All I could say was “Ouch.”
There’s nothing that will shut down and block a connection like a lack of empathy. It’s one of the most powerful and misunderstood emotional intelligence skills. Empathy is what enables us to form strong interpersonal connections to move anything positive forward.
However, misconceptions abound! Do recognize any of these?
- Empathy means you’re a nice person.
[Empathy] is not courteousness, good manners, and a pleasant tone of voice. It’s not generosity. And it isn’t about being deferential. Empathy is more challenging than that. Taking someone else’s perspective—the only real precondition to empathizing—requires us to stretch beyond our comfort zone in order to try and understand something or someone. This sort of stretching, even more so than run-of-the-mill kindness (which of course is important in its own right is exactly what we need more of in today’s workplace if we want to get the most out of our teams, our work, and ultimately ourselves.Empathy doesn’t mean “be nice” The Fast Company

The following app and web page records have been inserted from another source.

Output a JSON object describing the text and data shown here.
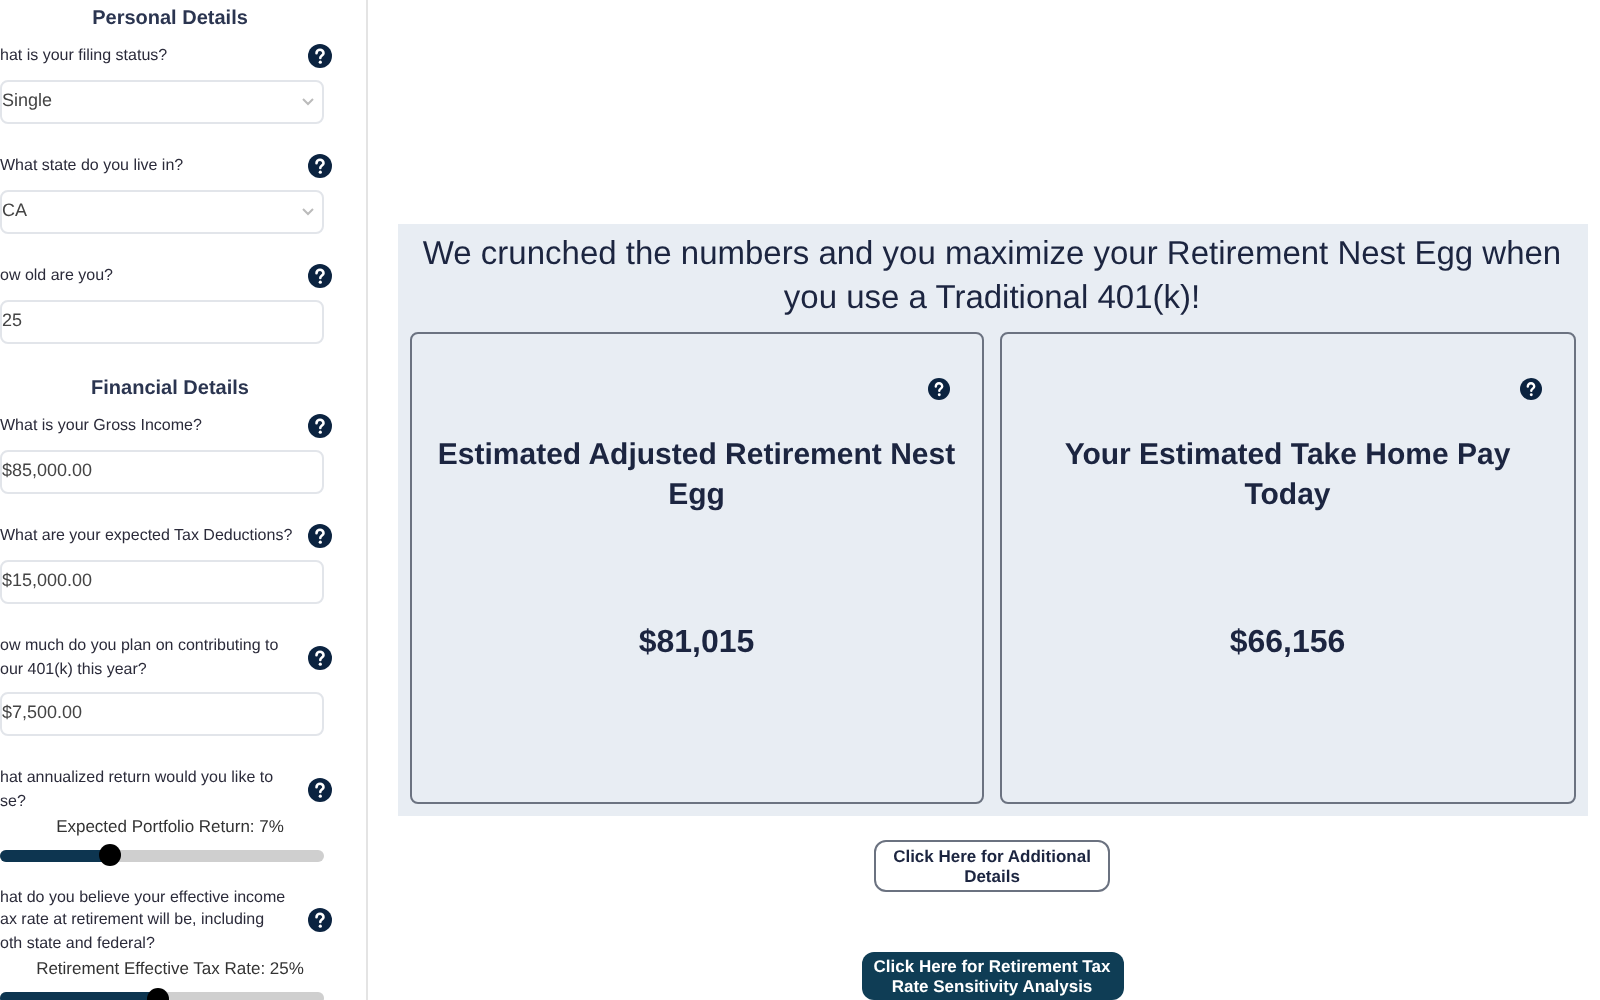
{
  "sidebar": {
    "sections": [
      {
        "heading": "Personal Details",
        "fields": [
          {
            "kind": "select",
            "label": "hat is your filing status?",
            "value": "Single"
          },
          {
            "kind": "select",
            "label": "What state do you live in?",
            "value": "CA"
          },
          {
            "kind": "input",
            "label": "ow old are you?",
            "value": "25"
          }
        ]
      },
      {
        "heading": "Financial Details",
        "fields": [
          {
            "kind": "input",
            "label": "What is your Gross Income?",
            "value": "$85,000.00"
          },
          {
            "kind": "input",
            "label": "What are your expected Tax Deductions?",
            "value": "$15,000.00"
          },
          {
            "kind": "input",
            "label": "ow much do you plan on contributing to\nour 401(k) this year?",
            "value": "$7,500.00"
          },
          {
            "kind": "slider",
            "label": "hat annualized return would you like to\nse?",
            "caption": "Expected Portfolio Return: 7%",
            "level": 0.34
          },
          {
            "kind": "slider",
            "label": "hat do you believe your effective income\nax rate at retirement will be, including\noth state and federal?",
            "caption": "Retirement Effective Tax Rate: 25%",
            "level": 0.49
          }
        ]
      }
    ]
  },
  "result": {
    "headline": "We crunched the numbers and you maximize your Retirement Nest Egg when you use a Traditional 401(k)!",
    "cards": [
      {
        "title": "Estimated Adjusted Retirement Nest Egg",
        "value": "$81,015"
      },
      {
        "title": "Your Estimated Take Home Pay Today",
        "value": "$66,156"
      }
    ]
  },
  "buttons": [
    {
      "kind": "outline",
      "label": "Click Here for Additional Details"
    },
    {
      "kind": "filled",
      "label": "Click Here for Retirement Tax Rate Sensitivity Analysis"
    }
  ]
}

2. Empathy is the same thing as sympathy.
Empathy fuels connection while sympathy drives disconnection…..Empathy is a choice and a vulnerable choice because in order to connect with you, I have to connect with something in myself that knows that feeling.Brene Brown on Empathy, Video, 2:53 Minutes
3. Empathy means we agree with the other person.

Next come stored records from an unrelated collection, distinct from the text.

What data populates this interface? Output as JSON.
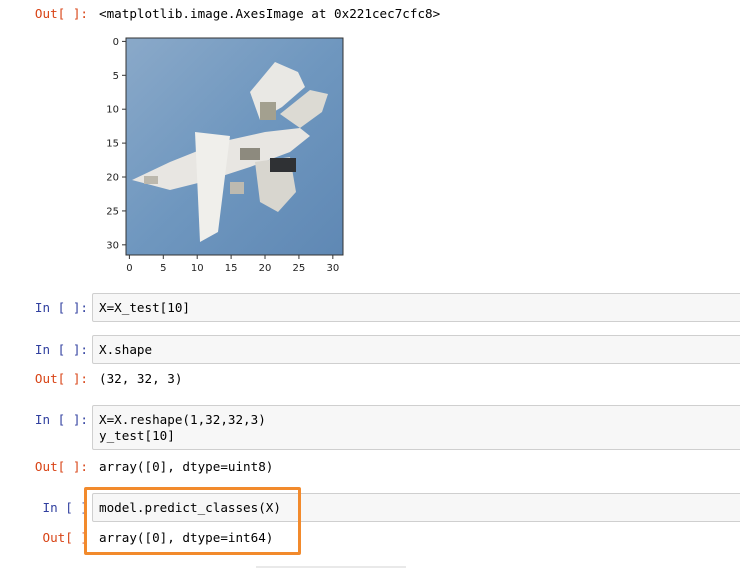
{
  "cells": [
    {
      "prompt": "Out[ ]:",
      "text": "<matplotlib.image.AxesImage at 0x221cec7cfc8>"
    },
    {
      "prompt": "In [ ]:",
      "code": "X=X_test[10]"
    },
    {
      "prompt": "In [ ]:",
      "code": "X.shape"
    },
    {
      "prompt": "Out[ ]:",
      "text": "(32, 32, 3)"
    },
    {
      "prompt": "In [ ]:",
      "code": "X=X.reshape(1,32,32,3)\ny_test[10]"
    },
    {
      "prompt": "Out[ ]:",
      "text": "array([0], dtype=uint8)"
    },
    {
      "prompt": "In [ ]",
      "code": "model.predict_classes(X)"
    },
    {
      "prompt": "Out[ ]",
      "text": "array([0], dtype=int64)"
    }
  ],
  "plot": {
    "yticks": [
      "0",
      "5",
      "10",
      "15",
      "20",
      "25",
      "30"
    ],
    "xticks": [
      "0",
      "5",
      "10",
      "15",
      "20",
      "25",
      "30"
    ],
    "image_subject": "airplane-image",
    "sky_color": "#6f97bf",
    "highlight_color": "#f28a2c"
  }
}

Actually, empathy means we can accurately articulate someone else’s viewpoint—without passing judgment. And, yes, it’s incredibly hard work. Practiced-natural, and a lifelong journey of focus on the other person’s subjective perspective.
At times the practice of empathy may seem absurd. Why on earth would you want to understand their perspective? What value could possibly be gained?
Empathetic listening is so powerful because it gives you accurate data to work with. Instead of projecting your own autobiography and assuming thoughts, feelings, motives and interpretations, you are dealing instead with the reality inside the other person’s head and heart.Stephen Covey, The Seven Habits of Highly Effective People
So how do we engage empathy?
Don’t tell, don’t fix, don’t judge, and don’t give advice (I know, it’s really hard). Instead, ask questions to deepen your conversation. Put into words your understanding of the other person’s perspective and emotions, even if you think their perspective is ridiculous: You sound frustrated, exhausted, worried, fed up, disappointed, by this situation.
Empathy is an EQ skill that will improve communication and outcomes in nearly every situation. (It even works for Chris Foss, a former FBI hostage negotiator, who terms it tactical empathy.) It can turn an adversarial conversation into a collaborative relationship, and it opens the door for problem-solving and solutions.
And it’s worth strengthening, whether you’re creating a trusting relationship, a trusting team—or as the Director of Personal Training.
Most of us would say we’re empathetic enough. However, the reality is that empathy will open up plenty more opportunities. And I do mean plenty.